/---

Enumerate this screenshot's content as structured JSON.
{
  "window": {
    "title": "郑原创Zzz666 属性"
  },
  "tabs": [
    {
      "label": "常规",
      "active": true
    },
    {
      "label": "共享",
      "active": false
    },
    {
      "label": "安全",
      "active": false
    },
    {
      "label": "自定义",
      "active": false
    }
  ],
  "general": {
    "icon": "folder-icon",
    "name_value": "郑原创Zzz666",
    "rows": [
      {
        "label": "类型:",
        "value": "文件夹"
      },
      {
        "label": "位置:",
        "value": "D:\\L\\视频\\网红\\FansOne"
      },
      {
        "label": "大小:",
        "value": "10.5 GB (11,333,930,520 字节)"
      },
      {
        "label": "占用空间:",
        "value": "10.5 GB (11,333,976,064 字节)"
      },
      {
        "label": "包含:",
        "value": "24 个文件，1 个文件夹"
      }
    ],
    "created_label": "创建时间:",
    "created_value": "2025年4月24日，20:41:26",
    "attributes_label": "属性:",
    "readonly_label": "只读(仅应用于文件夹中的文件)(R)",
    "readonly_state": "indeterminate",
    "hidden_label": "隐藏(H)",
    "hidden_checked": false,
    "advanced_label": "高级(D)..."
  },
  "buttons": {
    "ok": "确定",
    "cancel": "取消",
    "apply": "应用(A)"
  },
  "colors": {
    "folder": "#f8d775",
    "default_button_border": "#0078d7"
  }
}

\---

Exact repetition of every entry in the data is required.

Enumerate this screenshot's content as structured JSON.
{
  "window": {
    "title": "郑原创Zzz666 属性"
  },
  "tabs": [
    {
      "label": "常规",
      "active": true
    },
    {
      "label": "共享",
      "active": false
    },
    {
      "label": "安全",
      "active": false
    },
    {
      "label": "自定义",
      "active": false
    }
  ],
  "general": {
    "icon": "folder-icon",
    "name_value": "郑原创Zzz666",
    "rows": [
      {
        "label": "类型:",
        "value": "文件夹"
      },
      {
        "label": "位置:",
        "value": "D:\\L\\视频\\网红\\FansOne"
      },
      {
        "label": "大小:",
        "value": "10.5 GB (11,333,930,520 字节)"
      },
      {
        "label": "占用空间:",
        "value": "10.5 GB (11,333,976,064 字节)"
      },
      {
        "label": "包含:",
        "value": "24 个文件，1 个文件夹"
      }
    ],
    "created_label": "创建时间:",
    "created_value": "2025年4月24日，20:41:26",
    "attributes_label": "属性:",
    "readonly_label": "只读(仅应用于文件夹中的文件)(R)",
    "readonly_state": "indeterminate",
    "hidden_label": "隐藏(H)",
    "hidden_checked": false,
    "advanced_label": "高级(D)..."
  },
  "buttons": {
    "ok": "确定",
    "cancel": "取消",
    "apply": "应用(A)"
  },
  "colors": {
    "folder": "#f8d775",
    "default_button_border": "#0078d7"
  }
}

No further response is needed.